▶ [Interface dataset entries]:

______________________________

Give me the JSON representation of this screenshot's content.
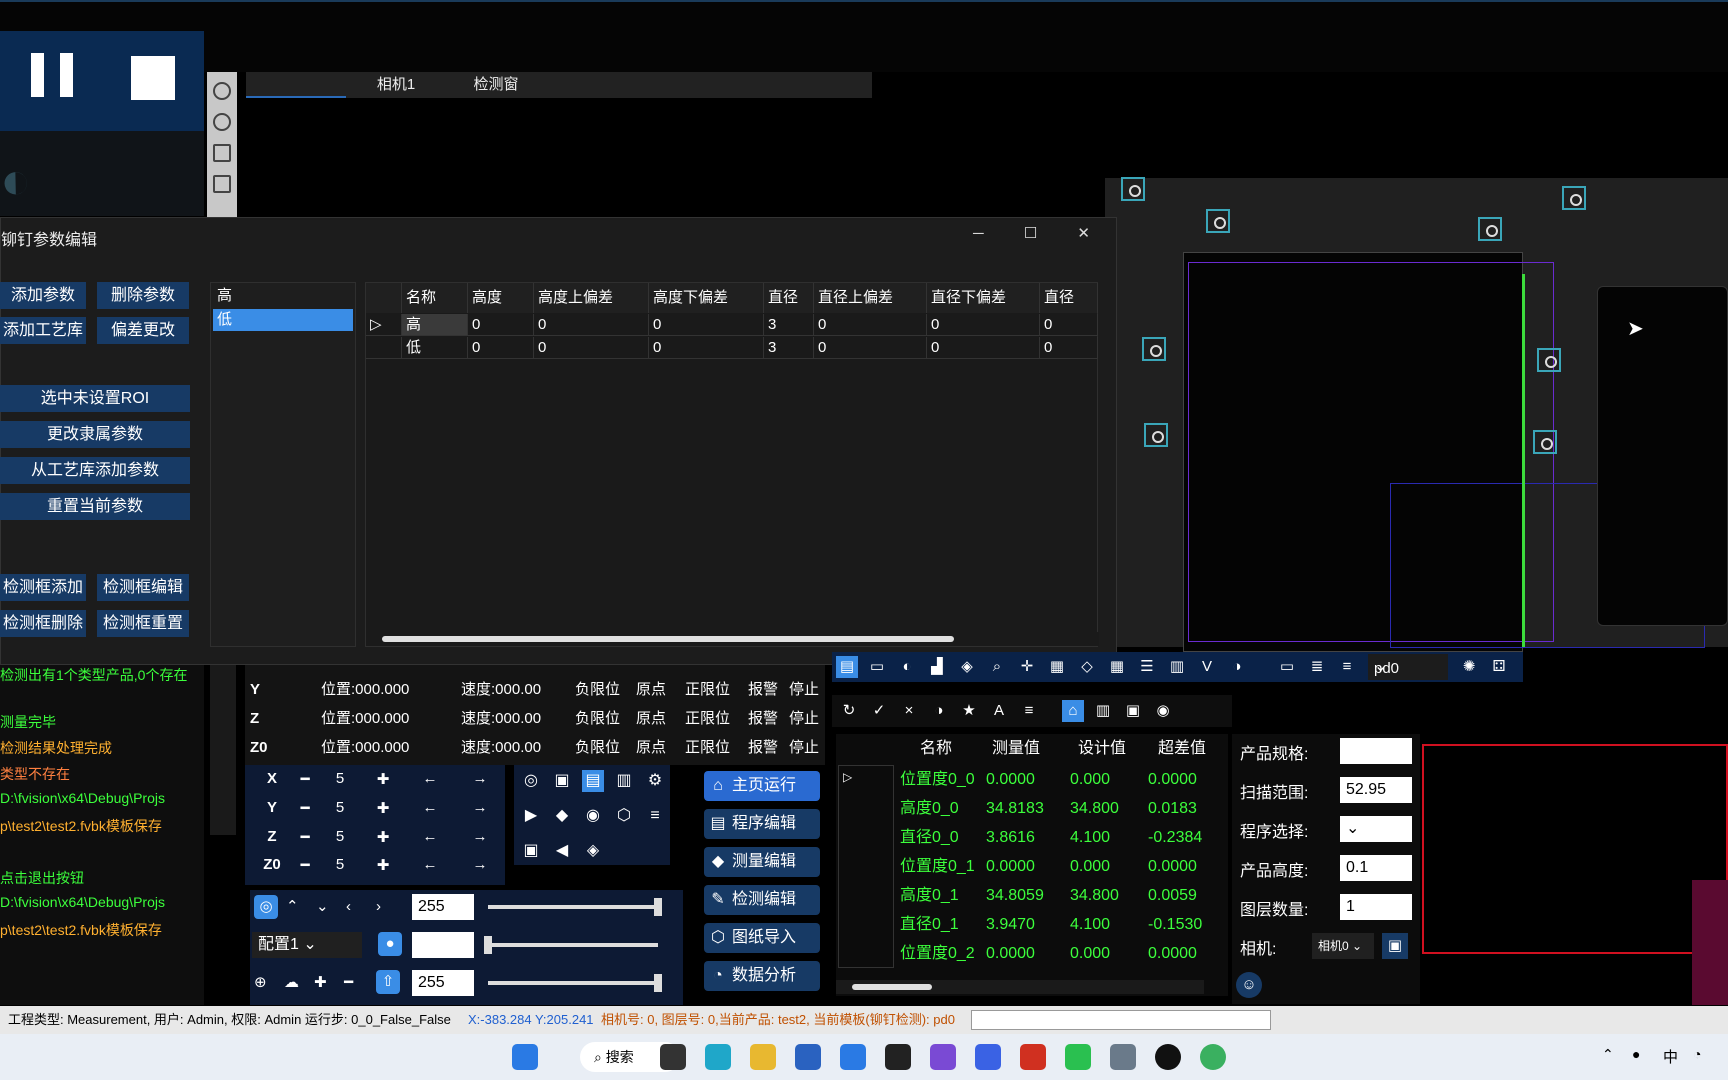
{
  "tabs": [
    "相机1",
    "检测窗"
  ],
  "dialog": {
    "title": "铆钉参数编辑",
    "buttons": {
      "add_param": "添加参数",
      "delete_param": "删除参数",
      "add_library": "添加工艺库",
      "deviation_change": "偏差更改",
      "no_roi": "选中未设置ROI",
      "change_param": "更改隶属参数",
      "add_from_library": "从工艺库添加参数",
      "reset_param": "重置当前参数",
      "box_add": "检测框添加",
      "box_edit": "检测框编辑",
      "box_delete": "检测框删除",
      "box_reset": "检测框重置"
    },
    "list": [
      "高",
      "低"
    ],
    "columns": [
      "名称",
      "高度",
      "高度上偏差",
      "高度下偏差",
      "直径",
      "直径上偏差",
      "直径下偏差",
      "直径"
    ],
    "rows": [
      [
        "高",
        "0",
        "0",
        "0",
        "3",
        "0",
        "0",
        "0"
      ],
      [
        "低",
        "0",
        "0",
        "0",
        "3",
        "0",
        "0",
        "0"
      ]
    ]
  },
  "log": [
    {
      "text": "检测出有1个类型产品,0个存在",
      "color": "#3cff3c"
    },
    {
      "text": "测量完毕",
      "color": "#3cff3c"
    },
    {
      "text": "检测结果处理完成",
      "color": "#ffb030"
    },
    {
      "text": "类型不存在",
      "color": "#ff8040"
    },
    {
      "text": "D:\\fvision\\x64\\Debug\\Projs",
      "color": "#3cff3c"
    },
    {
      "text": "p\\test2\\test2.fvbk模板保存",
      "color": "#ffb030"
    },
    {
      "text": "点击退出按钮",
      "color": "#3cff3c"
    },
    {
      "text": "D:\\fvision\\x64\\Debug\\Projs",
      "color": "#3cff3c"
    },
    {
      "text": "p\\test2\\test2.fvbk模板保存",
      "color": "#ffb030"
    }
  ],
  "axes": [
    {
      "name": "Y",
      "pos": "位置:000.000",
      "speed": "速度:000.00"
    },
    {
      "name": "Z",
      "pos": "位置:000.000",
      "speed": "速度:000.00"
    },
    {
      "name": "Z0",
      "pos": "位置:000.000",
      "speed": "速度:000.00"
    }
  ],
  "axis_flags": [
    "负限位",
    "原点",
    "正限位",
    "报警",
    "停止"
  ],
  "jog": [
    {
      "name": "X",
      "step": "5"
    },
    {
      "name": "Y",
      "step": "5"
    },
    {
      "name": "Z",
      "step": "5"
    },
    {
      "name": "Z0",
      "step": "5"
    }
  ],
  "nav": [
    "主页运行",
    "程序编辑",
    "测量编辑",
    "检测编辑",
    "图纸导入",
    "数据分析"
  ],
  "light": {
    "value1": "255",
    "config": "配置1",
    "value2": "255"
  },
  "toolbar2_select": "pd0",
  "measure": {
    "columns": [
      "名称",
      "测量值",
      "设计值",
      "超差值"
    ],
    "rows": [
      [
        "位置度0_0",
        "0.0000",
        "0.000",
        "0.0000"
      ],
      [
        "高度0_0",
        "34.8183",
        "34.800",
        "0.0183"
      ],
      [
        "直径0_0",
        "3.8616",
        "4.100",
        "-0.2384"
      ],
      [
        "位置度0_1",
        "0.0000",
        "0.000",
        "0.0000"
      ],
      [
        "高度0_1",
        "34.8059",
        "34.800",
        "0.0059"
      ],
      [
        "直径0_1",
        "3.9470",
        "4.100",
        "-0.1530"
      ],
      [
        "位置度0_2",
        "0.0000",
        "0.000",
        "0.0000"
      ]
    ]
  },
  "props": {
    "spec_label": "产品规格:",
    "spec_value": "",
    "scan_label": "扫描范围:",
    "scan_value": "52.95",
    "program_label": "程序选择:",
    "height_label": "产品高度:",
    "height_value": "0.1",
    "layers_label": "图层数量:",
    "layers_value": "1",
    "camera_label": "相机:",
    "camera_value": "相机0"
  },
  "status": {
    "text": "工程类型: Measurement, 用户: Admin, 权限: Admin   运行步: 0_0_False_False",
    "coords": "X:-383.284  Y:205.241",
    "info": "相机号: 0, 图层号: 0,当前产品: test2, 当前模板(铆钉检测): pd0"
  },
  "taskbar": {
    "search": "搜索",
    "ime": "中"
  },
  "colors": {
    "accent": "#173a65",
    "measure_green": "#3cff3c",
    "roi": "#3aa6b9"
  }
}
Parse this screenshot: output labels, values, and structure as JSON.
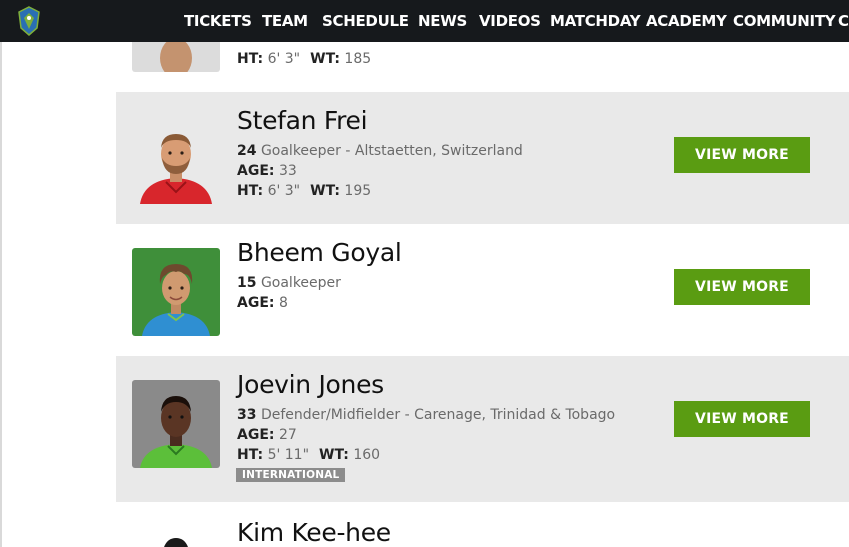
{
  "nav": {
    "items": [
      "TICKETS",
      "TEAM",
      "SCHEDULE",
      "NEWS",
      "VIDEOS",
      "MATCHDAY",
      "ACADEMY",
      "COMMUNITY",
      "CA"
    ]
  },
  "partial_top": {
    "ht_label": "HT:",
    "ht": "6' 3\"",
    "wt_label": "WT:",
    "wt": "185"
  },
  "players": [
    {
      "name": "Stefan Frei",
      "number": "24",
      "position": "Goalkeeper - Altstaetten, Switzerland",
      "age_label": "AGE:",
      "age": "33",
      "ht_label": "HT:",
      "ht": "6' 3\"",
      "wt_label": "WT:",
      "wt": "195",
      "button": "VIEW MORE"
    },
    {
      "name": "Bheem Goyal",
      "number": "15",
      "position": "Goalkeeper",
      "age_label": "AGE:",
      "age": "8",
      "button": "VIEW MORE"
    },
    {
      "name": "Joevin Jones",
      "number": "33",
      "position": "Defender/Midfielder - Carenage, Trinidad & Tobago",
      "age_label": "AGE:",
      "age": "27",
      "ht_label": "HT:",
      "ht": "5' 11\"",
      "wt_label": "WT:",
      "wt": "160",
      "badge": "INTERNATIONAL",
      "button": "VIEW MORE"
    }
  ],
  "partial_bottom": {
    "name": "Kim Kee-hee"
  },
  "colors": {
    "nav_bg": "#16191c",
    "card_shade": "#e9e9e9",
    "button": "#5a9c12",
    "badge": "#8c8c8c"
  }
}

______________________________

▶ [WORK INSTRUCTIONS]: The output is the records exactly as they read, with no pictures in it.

▶ [FINISHED EXERCISE]:
Give me the JSON representation of this screenshot's content.
{
  "tabs": [
    "相机1",
    "检测窗"
  ],
  "dialog": {
    "title": "铆钉参数编辑",
    "buttons": {
      "add_param": "添加参数",
      "delete_param": "删除参数",
      "add_library": "添加工艺库",
      "deviation_change": "偏差更改",
      "no_roi": "选中未设置ROI",
      "change_param": "更改隶属参数",
      "add_from_library": "从工艺库添加参数",
      "reset_param": "重置当前参数",
      "box_add": "检测框添加",
      "box_edit": "检测框编辑",
      "box_delete": "检测框删除",
      "box_reset": "检测框重置"
    },
    "list": [
      "高",
      "低"
    ],
    "columns": [
      "名称",
      "高度",
      "高度上偏差",
      "高度下偏差",
      "直径",
      "直径上偏差",
      "直径下偏差",
      "直径"
    ],
    "rows": [
      [
        "高",
        "0",
        "0",
        "0",
        "3",
        "0",
        "0",
        "0"
      ],
      [
        "低",
        "0",
        "0",
        "0",
        "3",
        "0",
        "0",
        "0"
      ]
    ]
  },
  "log": [
    {
      "text": "检测出有1个类型产品,0个存在",
      "color": "#3cff3c"
    },
    {
      "text": "测量完毕",
      "color": "#3cff3c"
    },
    {
      "text": "检测结果处理完成",
      "color": "#ffb030"
    },
    {
      "text": "类型不存在",
      "color": "#ff8040"
    },
    {
      "text": "D:\\fvision\\x64\\Debug\\Projs",
      "color": "#3cff3c"
    },
    {
      "text": "p\\test2\\test2.fvbk模板保存",
      "color": "#ffb030"
    },
    {
      "text": "点击退出按钮",
      "color": "#3cff3c"
    },
    {
      "text": "D:\\fvision\\x64\\Debug\\Projs",
      "color": "#3cff3c"
    },
    {
      "text": "p\\test2\\test2.fvbk模板保存",
      "color": "#ffb030"
    }
  ],
  "axes": [
    {
      "name": "Y",
      "pos": "位置:000.000",
      "speed": "速度:000.00"
    },
    {
      "name": "Z",
      "pos": "位置:000.000",
      "speed": "速度:000.00"
    },
    {
      "name": "Z0",
      "pos": "位置:000.000",
      "speed": "速度:000.00"
    }
  ],
  "axis_flags": [
    "负限位",
    "原点",
    "正限位",
    "报警",
    "停止"
  ],
  "jog": [
    {
      "name": "X",
      "step": "5"
    },
    {
      "name": "Y",
      "step": "5"
    },
    {
      "name": "Z",
      "step": "5"
    },
    {
      "name": "Z0",
      "step": "5"
    }
  ],
  "nav": [
    "主页运行",
    "程序编辑",
    "测量编辑",
    "检测编辑",
    "图纸导入",
    "数据分析"
  ],
  "light": {
    "value1": "255",
    "config": "配置1",
    "value2": "255"
  },
  "toolbar2_select": "pd0",
  "measure": {
    "columns": [
      "名称",
      "测量值",
      "设计值",
      "超差值"
    ],
    "rows": [
      [
        "位置度0_0",
        "0.0000",
        "0.000",
        "0.0000"
      ],
      [
        "高度0_0",
        "34.8183",
        "34.800",
        "0.0183"
      ],
      [
        "直径0_0",
        "3.8616",
        "4.100",
        "-0.2384"
      ],
      [
        "位置度0_1",
        "0.0000",
        "0.000",
        "0.0000"
      ],
      [
        "高度0_1",
        "34.8059",
        "34.800",
        "0.0059"
      ],
      [
        "直径0_1",
        "3.9470",
        "4.100",
        "-0.1530"
      ],
      [
        "位置度0_2",
        "0.0000",
        "0.000",
        "0.0000"
      ]
    ]
  },
  "props": {
    "spec_label": "产品规格:",
    "spec_value": "",
    "scan_label": "扫描范围:",
    "scan_value": "52.95",
    "program_label": "程序选择:",
    "height_label": "产品高度:",
    "height_value": "0.1",
    "layers_label": "图层数量:",
    "layers_value": "1",
    "camera_label": "相机:",
    "camera_value": "相机0"
  },
  "status": {
    "text": "工程类型: Measurement, 用户: Admin, 权限: Admin   运行步: 0_0_False_False",
    "coords": "X:-383.284  Y:205.241",
    "info": "相机号: 0, 图层号: 0,当前产品: test2, 当前模板(铆钉检测): pd0"
  },
  "taskbar": {
    "search": "搜索",
    "ime": "中"
  },
  "colors": {
    "accent": "#173a65",
    "measure_green": "#3cff3c",
    "roi": "#3aa6b9"
  }
}
Parse this screenshot: output labels, values, and structure as JSON.
{
  "nav": {
    "items": [
      "TICKETS",
      "TEAM",
      "SCHEDULE",
      "NEWS",
      "VIDEOS",
      "MATCHDAY",
      "ACADEMY",
      "COMMUNITY",
      "CA"
    ]
  },
  "partial_top": {
    "ht_label": "HT:",
    "ht": "6' 3\"",
    "wt_label": "WT:",
    "wt": "185"
  },
  "players": [
    {
      "name": "Stefan Frei",
      "number": "24",
      "position": "Goalkeeper - Altstaetten, Switzerland",
      "age_label": "AGE:",
      "age": "33",
      "ht_label": "HT:",
      "ht": "6' 3\"",
      "wt_label": "WT:",
      "wt": "195",
      "button": "VIEW MORE"
    },
    {
      "name": "Bheem Goyal",
      "number": "15",
      "position": "Goalkeeper",
      "age_label": "AGE:",
      "age": "8",
      "button": "VIEW MORE"
    },
    {
      "name": "Joevin Jones",
      "number": "33",
      "position": "Defender/Midfielder - Carenage, Trinidad & Tobago",
      "age_label": "AGE:",
      "age": "27",
      "ht_label": "HT:",
      "ht": "5' 11\"",
      "wt_label": "WT:",
      "wt": "160",
      "badge": "INTERNATIONAL",
      "button": "VIEW MORE"
    }
  ],
  "partial_bottom": {
    "name": "Kim Kee-hee"
  },
  "colors": {
    "nav_bg": "#16191c",
    "card_shade": "#e9e9e9",
    "button": "#5a9c12",
    "badge": "#8c8c8c"
  }
}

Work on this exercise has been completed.